Do You Have to Supply the Other Party’s Insurance Company with a Recorded Statement? Auto Accidents, Injury Law

Do You Have to Supply the Other Party’s Insurance Company with a Recorded Statement?

Interviewer: What happens if you’re getting calls from an insurance adjuster and they’re pressuring you and they say, “We need your statement now.We’ve got to have it.”? What can you do if you don’t have an attorney yet? Do you have to give them a statement?

If You Do Not Have an Attorney, You May Have to Comply

Rochford and Associates: If you’re going to try to settle your own case without an attorney, and the adjuster for the at-fault insurance company insists that he’s not going to discuss settlement unless you’ve give a recorded statement. If you’re not going to hire a lawyer, then you don’t have much of a choice.
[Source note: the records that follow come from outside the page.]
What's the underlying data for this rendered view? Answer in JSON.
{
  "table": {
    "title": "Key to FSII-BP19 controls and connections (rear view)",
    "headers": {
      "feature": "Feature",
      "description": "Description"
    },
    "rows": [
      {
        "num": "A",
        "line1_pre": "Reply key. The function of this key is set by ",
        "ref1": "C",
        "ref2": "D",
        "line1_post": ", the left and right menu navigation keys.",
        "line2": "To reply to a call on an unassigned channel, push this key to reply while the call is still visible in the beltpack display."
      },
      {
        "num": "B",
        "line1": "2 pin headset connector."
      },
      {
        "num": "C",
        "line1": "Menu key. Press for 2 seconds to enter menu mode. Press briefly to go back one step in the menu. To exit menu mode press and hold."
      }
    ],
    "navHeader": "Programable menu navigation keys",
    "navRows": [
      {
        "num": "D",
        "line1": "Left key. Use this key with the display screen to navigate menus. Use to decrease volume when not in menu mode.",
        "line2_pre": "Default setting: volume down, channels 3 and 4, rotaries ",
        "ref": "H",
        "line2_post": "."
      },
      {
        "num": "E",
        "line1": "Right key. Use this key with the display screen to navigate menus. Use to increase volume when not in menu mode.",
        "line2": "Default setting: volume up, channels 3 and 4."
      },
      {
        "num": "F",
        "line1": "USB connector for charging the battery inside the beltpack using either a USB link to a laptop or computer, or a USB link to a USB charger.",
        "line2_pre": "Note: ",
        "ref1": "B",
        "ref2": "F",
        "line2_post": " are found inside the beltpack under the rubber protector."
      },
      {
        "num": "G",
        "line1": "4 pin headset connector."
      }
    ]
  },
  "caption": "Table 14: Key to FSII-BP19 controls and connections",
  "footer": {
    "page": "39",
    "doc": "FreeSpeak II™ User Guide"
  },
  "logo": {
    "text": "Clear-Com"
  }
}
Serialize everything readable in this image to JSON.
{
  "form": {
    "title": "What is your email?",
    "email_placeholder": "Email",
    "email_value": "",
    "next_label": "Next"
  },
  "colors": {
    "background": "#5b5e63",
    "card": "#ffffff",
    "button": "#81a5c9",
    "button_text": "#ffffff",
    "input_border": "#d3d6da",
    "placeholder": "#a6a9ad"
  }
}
If you want to try to get a settlement offer from that adjuster, you’re going to have to give a recorded statement. If that person retains me, I’m going to basically, in most situations, refuse to allow a recorded statement from the at fault company.

You Do Have to Supply Your Own Insurance Company with a Recorded Statement

Now, concerning the injured party’s own insurance company, so for instance somebody is injured in an accident, they need to report their claims to their own insurance company to protect their own rights there. They’re going to have to give a recorded statement to their own insurance company. It’s required under their policy of insurance. But any time a recorded statement’s given, whether it’s to their own insurance company or to the at fault insurance company, I want to be there.

After Retaining an Attorney, He or She Will Supervise Future Communications with the Other Party’s Insurance Company

We’re going to schedule the time that the statement is going to be given. The adjuster can come to my office with me and my client there. Or, what happens in most situations, we’re going to schedule the recorded interview. The client’s going to come to my office. We’re going to put the adjuster on a speaker phone.

I’m going to get the adjuster’s agreement that he’s going to send me the transcript and/or the recording of the interview. After within a week or two of the interview, he has to send that to me. He has to agree to that in the recording. Then he can then interview my client on the phone, with the speaker phone on so I’m hearing everything that’s going on.

Your Attorney Will Monitor Your Communication with the Other Party’s Insurance Adjuster for Your Own Protection and for the Benefit of the Case

Every once in a while I do allow a recorded interview with the at fault insurance company. There are various reasons. There may be a question as to liability and I may determine that it’s in my client’s best interest to allow the recorded interview. I may only allow my client to talk about the facts of the accident.

As soon as there is a discussion about injuries, “Well, have you been injured before?” or, “Did you ever had back problems?” I’m going to interrupt at that point and say, “He’s not going to answer that question. My client’s not going to answer that question. He’ll answer questions concerning the accident because that’s what you need.” I’m in control. I want to be in control of what questions are answered.

Interviewer: Right off the bat, you’re there to insulate and guard the person against making statements that will directly hurt their ability to collect damages?

Rochford and Associates: Yes. I am there to protect them from making statements or signing documents that are going to come back to harm them later on.

Are Some People Reluctant to Retain an Attorney because They Want to Avoid the Fees?

Interviewer: Let’s talk about what do you sense that people are worried about in regards to hiring a lawyer? Do you believe that they feel like, “Oh, if I hire a lawyer then I’m going to get less money than I otherwise would because I have to pay the attorney.”?

Rochford and Associates: Yes, I think that is completely accurate. I think that’s the primary concern with hiring a lawyer. People generally understand that injury lawyers usually take a case on a percentage of recovery. Most people cannot pay a lawyer an hourly rate of $300 or $400 an hour. The percentage may be a third of the total settlement. It can be 40%. It may be less.

It Pays to Retain an Attorney to Handle a Personal Injury Case—You Will Always Benefit from an Experienced Attorney Handling the Case

They, in their mind, think, “Well, if I do this work, if I do this myself, I’m going to save money.” There have been studies conducted that have shown that that’s completely false. Even though a lawyer gets paid a third of the settlement or whatever percentage, traditionally an individual is able to get more money by having a lawyer than by not having a lawyer.

Now, one of the things that I can do it as that person’s lawyer, is I may be able to negotiate a reduced payment of the total bills. Or, if health insurance has paid some of the bills or there is medical payments coverage under the injured person’s own policy to pay some of the bills, we have to reimburse those companies for what they’ve paid out of settlement.

I can often negotiate get that amount reduced. Part of my fee goes to my ability and my experience in getting medical bills reduced, so my client ends up getting more money.